Video of a wheelchair-bound subway rider falling down an MBTA escalator has made the rounds thanks to the "T's" new surveillance system, but the $6.5 million in cameras and related equipment is really intended to fight the war on terror.

"The idea of these cameras obviously is anti-terrorism," said Randy Clarke, MBTA Security Director.

The cameras, which shoot in high-definition, are being paid for by the US Department of Homeland Security's Transit Security Grant Program, which has been giving hundreds of millions of dollars to transit systems across the US. Boston got the 6th most money in the country in fiscal year 2011, with the "T" receiving about $135 million from the grant for security improvements since 2005.

Transit systems in large urban areas that are considered higher risk for terrorism are getting the most money, said Todd McGhee, former lead trainer for the Massachusetts State Police anti-terrorism unit.

"Does Boston remain an enticing target for a terrorist?" FOX Undercover reporter Mike Beaudet asked him.

"I'm going to say yes," McGhee said, who now runs his security training firm, Protecting the Homeland Innovations.

"What's the real reason they want these high quality cameras?" Beaudet asked.

"When you take a look at the threat that's posed with terrorism and just high-risk targets and with the regular everyday criminal activity… you now have the ability to harden your infrastructure. You have a way to capture this information. And later on it provides a forensic value to the investigators in the event of a critical incident," McGhee said.

McGhee says that public transit is a "very high value target" considering it is open access, heavily populated and key to the region's economy.

McGhee says Boston is considered among the top 10 potential terrorist targets in the country, and that's why the "T" and the "T's" big city counterparts are getting so much homeland security money.

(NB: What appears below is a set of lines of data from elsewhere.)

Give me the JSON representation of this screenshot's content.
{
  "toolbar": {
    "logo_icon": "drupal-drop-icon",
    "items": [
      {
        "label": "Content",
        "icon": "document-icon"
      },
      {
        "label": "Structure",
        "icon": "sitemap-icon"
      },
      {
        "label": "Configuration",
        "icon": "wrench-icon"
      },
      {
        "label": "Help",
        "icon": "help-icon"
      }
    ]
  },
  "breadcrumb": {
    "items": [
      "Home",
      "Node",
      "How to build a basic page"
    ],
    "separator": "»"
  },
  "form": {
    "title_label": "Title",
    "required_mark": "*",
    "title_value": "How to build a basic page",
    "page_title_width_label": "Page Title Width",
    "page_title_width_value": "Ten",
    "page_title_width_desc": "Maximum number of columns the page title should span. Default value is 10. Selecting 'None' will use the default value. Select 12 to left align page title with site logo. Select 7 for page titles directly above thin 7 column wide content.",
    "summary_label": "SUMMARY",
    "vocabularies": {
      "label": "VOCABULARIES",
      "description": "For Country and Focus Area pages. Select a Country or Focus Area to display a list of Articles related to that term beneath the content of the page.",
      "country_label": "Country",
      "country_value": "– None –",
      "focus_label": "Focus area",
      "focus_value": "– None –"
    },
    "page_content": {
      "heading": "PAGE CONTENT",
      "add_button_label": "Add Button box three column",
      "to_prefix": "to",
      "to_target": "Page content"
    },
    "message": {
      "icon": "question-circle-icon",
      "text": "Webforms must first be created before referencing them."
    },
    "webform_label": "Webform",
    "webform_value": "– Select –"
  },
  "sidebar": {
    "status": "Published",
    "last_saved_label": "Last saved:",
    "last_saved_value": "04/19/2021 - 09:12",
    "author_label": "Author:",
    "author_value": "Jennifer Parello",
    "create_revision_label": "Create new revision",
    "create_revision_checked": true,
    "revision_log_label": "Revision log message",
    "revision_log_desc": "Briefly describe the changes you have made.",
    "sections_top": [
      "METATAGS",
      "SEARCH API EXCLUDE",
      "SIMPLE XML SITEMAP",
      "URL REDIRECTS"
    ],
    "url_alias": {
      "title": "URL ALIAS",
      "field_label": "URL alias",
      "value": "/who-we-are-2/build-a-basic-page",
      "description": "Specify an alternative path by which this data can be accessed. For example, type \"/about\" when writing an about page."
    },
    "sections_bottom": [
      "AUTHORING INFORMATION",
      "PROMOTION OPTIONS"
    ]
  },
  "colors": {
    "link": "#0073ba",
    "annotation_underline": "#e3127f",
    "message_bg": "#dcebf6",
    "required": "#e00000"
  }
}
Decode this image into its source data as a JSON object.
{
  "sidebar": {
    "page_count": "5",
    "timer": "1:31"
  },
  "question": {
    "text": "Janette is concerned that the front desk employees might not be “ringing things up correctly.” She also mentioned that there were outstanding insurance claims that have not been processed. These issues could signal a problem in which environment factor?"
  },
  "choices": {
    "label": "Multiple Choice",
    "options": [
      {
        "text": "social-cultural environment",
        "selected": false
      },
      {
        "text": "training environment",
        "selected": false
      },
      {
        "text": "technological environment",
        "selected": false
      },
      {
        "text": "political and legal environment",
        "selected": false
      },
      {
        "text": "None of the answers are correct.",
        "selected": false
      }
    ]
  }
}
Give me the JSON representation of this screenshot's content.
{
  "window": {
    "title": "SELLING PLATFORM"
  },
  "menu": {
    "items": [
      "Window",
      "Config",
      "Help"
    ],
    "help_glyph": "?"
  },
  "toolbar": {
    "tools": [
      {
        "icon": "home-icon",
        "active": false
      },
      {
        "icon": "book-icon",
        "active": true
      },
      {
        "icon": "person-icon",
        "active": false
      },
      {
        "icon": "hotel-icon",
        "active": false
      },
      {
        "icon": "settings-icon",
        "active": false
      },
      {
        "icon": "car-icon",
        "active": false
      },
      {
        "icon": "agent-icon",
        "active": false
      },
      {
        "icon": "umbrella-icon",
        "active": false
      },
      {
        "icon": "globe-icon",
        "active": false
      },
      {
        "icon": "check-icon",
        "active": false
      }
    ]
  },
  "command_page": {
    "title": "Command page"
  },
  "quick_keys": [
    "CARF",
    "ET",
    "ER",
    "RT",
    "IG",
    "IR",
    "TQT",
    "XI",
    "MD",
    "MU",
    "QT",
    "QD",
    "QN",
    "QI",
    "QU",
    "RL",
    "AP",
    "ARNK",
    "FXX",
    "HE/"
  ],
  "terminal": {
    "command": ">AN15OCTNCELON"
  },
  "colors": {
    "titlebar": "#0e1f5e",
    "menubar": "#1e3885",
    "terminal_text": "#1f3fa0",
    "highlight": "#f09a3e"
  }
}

The "T" has about 15 camera installation projects underway, and the technology upgrade will be continuing for the next two years.



interview with Todd McGhee, former lead trainer for the Massachusetts State Police Anti-Terrorism Unit and Logan Homeland Security detail